━━ GIVEN RECORDS ━━
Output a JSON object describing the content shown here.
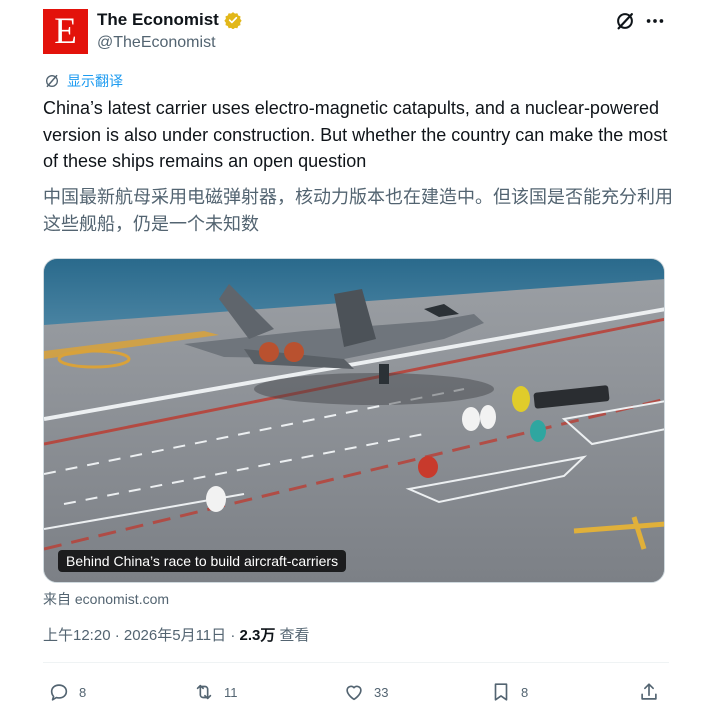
{
  "account": {
    "display_name": "The Economist",
    "handle": "@TheEconomist",
    "logo_letter": "E",
    "brand_color": "#e3120b",
    "verified_color": "#e2b719"
  },
  "header_icons": [
    "grok-icon",
    "more-icon"
  ],
  "translate_label": "显示翻译",
  "tweet": {
    "text": "China’s latest carrier uses electro-magnetic catapults, and a nuclear-powered version is also under construction. But whether the country can make the most of these ships remains an open question",
    "translation": "中国最新航母采用电磁弹射器，核动力版本也在建造中。但该国是否能充分利用这些舰船，仍是一个未知数"
  },
  "card": {
    "caption": "Behind China’s race to build aircraft-carriers",
    "source": "来自 economist.com"
  },
  "meta": {
    "time": "上午12:20 · 2026年5月11日 · ",
    "views": "2.3万",
    "views_label": " 查看"
  },
  "actions": {
    "replies": "8",
    "retweets": "11",
    "likes": "33",
    "bookmarks": "8"
  },
  "colors": {
    "link": "#1d9bf0",
    "muted": "#536471",
    "text": "#0f1419"
  }
}
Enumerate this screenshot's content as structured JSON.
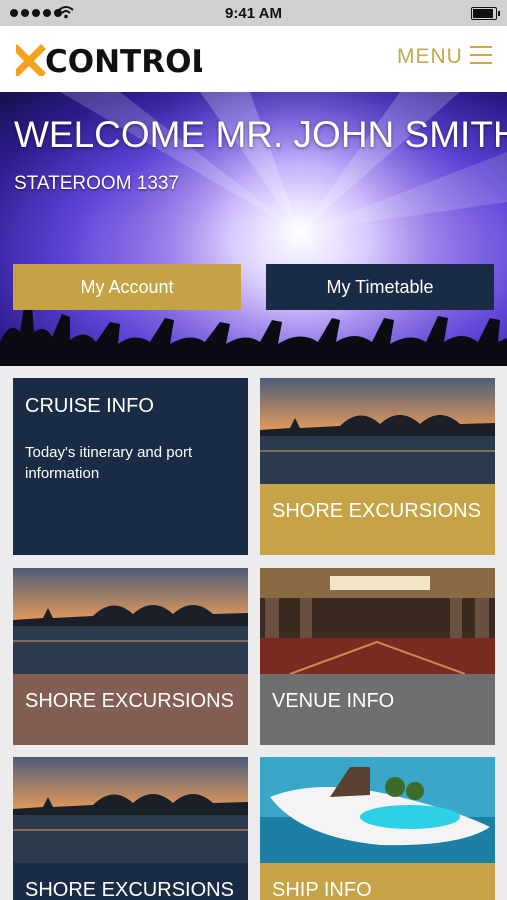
{
  "status_bar": {
    "time": "9:41 AM"
  },
  "header": {
    "logo_x": "x",
    "logo_text": "CONTROL",
    "menu_label": "MENU"
  },
  "colors": {
    "gold": "#c6a346",
    "navy": "#1a2b45",
    "rose": "#825f52",
    "grey": "#6f6f6f"
  },
  "hero": {
    "title": "WELCOME MR. JOHN SMITH",
    "stateroom": "STATEROOM 1337",
    "account_button": "My Account",
    "timetable_button": "My Timetable"
  },
  "tiles": [
    {
      "label": "CRUISE INFO",
      "description": "Today's itinerary and port information"
    },
    {
      "label": "SHORE EXCURSIONS"
    },
    {
      "label": "SHORE EXCURSIONS"
    },
    {
      "label": "VENUE INFO"
    },
    {
      "label": "SHORE EXCURSIONS"
    },
    {
      "label": "SHIP INFO"
    }
  ]
}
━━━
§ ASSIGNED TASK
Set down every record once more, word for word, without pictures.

§ OUTPUT
Output a JSON object describing the content shown here.
{
  "account": {
    "display_name": "The Economist",
    "handle": "@TheEconomist",
    "logo_letter": "E",
    "brand_color": "#e3120b",
    "verified_color": "#e2b719"
  },
  "header_icons": [
    "grok-icon",
    "more-icon"
  ],
  "translate_label": "显示翻译",
  "tweet": {
    "text": "China’s latest carrier uses electro-magnetic catapults, and a nuclear-powered version is also under construction. But whether the country can make the most of these ships remains an open question",
    "translation": "中国最新航母采用电磁弹射器，核动力版本也在建造中。但该国是否能充分利用这些舰船，仍是一个未知数"
  },
  "card": {
    "caption": "Behind China’s race to build aircraft-carriers",
    "source": "来自 economist.com"
  },
  "meta": {
    "time": "上午12:20 · 2026年5月11日 · ",
    "views": "2.3万",
    "views_label": " 查看"
  },
  "actions": {
    "replies": "8",
    "retweets": "11",
    "likes": "33",
    "bookmarks": "8"
  },
  "colors": {
    "link": "#1d9bf0",
    "muted": "#536471",
    "text": "#0f1419"
  }
}
Enumerate this screenshot's content as structured JSON.
{
  "status_bar": {
    "time": "9:41 AM"
  },
  "header": {
    "logo_x": "x",
    "logo_text": "CONTROL",
    "menu_label": "MENU"
  },
  "colors": {
    "gold": "#c6a346",
    "navy": "#1a2b45",
    "rose": "#825f52",
    "grey": "#6f6f6f"
  },
  "hero": {
    "title": "WELCOME MR. JOHN SMITH",
    "stateroom": "STATEROOM 1337",
    "account_button": "My Account",
    "timetable_button": "My Timetable"
  },
  "tiles": [
    {
      "label": "CRUISE INFO",
      "description": "Today's itinerary and port information"
    },
    {
      "label": "SHORE EXCURSIONS"
    },
    {
      "label": "SHORE EXCURSIONS"
    },
    {
      "label": "VENUE INFO"
    },
    {
      "label": "SHORE EXCURSIONS"
    },
    {
      "label": "SHIP INFO"
    }
  ]
}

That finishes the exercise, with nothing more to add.